Just as you wouldn’t (or damn well shouldn’t) skip replacing your engine oil regularly, the brake fluid is the lifeblood of the braking system and likewise needs changing every so often. Brake fluid is used to transfer the force from your foot stepping on the brake pedal into pressure via the front and rear brakes to stop your car. As you can imagine, it’s subjected to very high temperatures as the brake parts heat up, especially in the wheel cylinders of drum brakes and the calipers on disc brakes. In order to work at optimum conditions, the fluid must maintain a certain amount of viscosity and a low level of compressibility as well. If it loses those qualities (or it’s been used for a certain amount of time), then it’s time to replace it.
Okay, so now you know why it’s important to replace your brake fluid. Now, how do you go about it? Here’s what you’ll need:
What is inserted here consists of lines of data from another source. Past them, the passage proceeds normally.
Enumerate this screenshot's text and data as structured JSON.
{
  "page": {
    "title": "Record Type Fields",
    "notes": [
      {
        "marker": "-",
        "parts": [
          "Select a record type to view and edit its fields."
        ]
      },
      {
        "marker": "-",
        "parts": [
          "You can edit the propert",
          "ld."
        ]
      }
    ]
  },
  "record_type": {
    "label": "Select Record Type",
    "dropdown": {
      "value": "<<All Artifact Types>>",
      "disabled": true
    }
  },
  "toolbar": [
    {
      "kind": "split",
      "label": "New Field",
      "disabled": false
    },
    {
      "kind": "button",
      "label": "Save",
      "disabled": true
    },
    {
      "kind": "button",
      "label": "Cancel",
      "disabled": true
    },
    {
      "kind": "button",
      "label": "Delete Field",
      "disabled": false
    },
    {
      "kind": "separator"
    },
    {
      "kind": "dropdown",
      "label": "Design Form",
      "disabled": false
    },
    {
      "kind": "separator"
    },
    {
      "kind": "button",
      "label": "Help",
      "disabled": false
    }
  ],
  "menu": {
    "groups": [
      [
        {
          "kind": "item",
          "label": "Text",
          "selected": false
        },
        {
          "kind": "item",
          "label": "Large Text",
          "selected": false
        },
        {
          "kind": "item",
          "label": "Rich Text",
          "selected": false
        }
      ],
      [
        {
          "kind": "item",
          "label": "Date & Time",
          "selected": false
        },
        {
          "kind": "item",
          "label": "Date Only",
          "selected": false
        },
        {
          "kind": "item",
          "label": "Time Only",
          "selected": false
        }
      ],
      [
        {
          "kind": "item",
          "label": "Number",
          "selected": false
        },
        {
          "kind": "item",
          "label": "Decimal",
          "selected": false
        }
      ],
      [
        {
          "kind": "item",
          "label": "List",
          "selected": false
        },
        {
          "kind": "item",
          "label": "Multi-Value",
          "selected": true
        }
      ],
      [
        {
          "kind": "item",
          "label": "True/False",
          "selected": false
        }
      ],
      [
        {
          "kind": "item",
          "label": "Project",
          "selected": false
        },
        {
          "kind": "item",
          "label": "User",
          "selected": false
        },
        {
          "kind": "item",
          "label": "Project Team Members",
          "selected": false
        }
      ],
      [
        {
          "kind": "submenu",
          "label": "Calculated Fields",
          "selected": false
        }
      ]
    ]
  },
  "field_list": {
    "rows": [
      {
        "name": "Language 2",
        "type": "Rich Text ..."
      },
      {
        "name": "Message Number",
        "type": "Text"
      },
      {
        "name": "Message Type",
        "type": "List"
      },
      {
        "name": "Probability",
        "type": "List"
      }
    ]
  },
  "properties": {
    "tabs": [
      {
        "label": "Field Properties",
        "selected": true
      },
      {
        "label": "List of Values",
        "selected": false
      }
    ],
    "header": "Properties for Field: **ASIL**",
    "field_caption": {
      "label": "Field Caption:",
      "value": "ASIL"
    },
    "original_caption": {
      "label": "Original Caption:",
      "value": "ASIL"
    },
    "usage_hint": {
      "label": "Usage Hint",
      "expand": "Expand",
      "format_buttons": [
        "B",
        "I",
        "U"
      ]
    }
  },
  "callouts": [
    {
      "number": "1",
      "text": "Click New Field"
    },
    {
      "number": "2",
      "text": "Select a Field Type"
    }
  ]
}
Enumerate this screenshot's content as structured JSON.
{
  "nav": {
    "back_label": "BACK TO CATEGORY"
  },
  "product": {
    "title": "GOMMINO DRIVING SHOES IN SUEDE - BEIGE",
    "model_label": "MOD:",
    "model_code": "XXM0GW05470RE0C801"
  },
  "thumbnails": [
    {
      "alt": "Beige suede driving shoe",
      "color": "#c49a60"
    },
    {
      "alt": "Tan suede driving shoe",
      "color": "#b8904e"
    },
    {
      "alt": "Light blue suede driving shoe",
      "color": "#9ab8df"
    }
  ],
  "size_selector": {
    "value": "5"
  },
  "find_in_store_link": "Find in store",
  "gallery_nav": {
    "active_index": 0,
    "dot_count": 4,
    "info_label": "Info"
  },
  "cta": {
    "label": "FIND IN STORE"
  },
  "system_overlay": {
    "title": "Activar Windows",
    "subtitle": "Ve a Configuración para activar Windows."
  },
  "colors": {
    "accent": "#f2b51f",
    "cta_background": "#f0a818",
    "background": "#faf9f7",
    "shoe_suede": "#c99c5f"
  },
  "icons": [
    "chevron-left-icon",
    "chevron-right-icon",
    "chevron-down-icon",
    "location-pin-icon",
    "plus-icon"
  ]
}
- Car jack
- Jack stands
- New brake fluid
- Adjustable wrench
- Hand-held vacuum pump (if you don’t have one, you can also use a turkey baster)
- Rubber hose
- Plastic container
- Safety gloves and protective eyewear
- Rock or block of wood
- An assistant
- Park your car on a safe and level surface. Set the car in gear and put a rock or a block of wood behind the tires to keep it from rolling.
- Make sure you wear your gloves and safety eyewear.
- Open the hood and find the master cylinder containing the brake fluid. This is usually labeled.
- Open the master cylinder cap and place some rags around it to prevent spillage (brake fluid can ruin your car’s paint). Using the vacuum pump or baster, suck out all the old brake fluid.
- Refill the master cylinder up to the fill line with new brake fluid.
- The caliper you will bleed first will depend on your car’s manufacturer. Generally though, it’s the furthest caliper from the brake reservoir. So if the reservoir is in the engine bay on the passenger side, you would start with the driver’s side rear caliper first. Double-check with your manufacturer to be sure.
- Loosen the bolts on your wheels.
- Jack up the car and place it up on a set of jack stands.
- Remove the bolts and wheel of the caliper you’re going to bleed.
- Locate the bleeder valve and plug the hose over it. Place a container on the other end of the hose to catch the fluid.
- Have your assistant sit at the driver’s seat and pump the brakes about four or five times. They should notice the pedal getting stiffer.
- As they hold down the brake pedal, open up the bleeder valve and fluid will come out.
- Repeat the process until fresh brake fluid comes out. The old fluid is normally darker, so you should notice the transition to the fresh, lighter fluid.
- Do the same steps for each of the other calipers. Make sure the brake fluid never gets below the minimum marker in the master cylinder. If this happens, you risk air getting into the system and you’ll have to start the flushing process all over again.
- Once all the calipers have been flushed, top up the brake fluid in the master cylinder back to the fill line.
- Reattach your wheels and set the car back down the ground.
- Before driving, make sure your brake pedal has a solid feel to it when you press down.
If you’re in doubt about this process, consult a mechanic.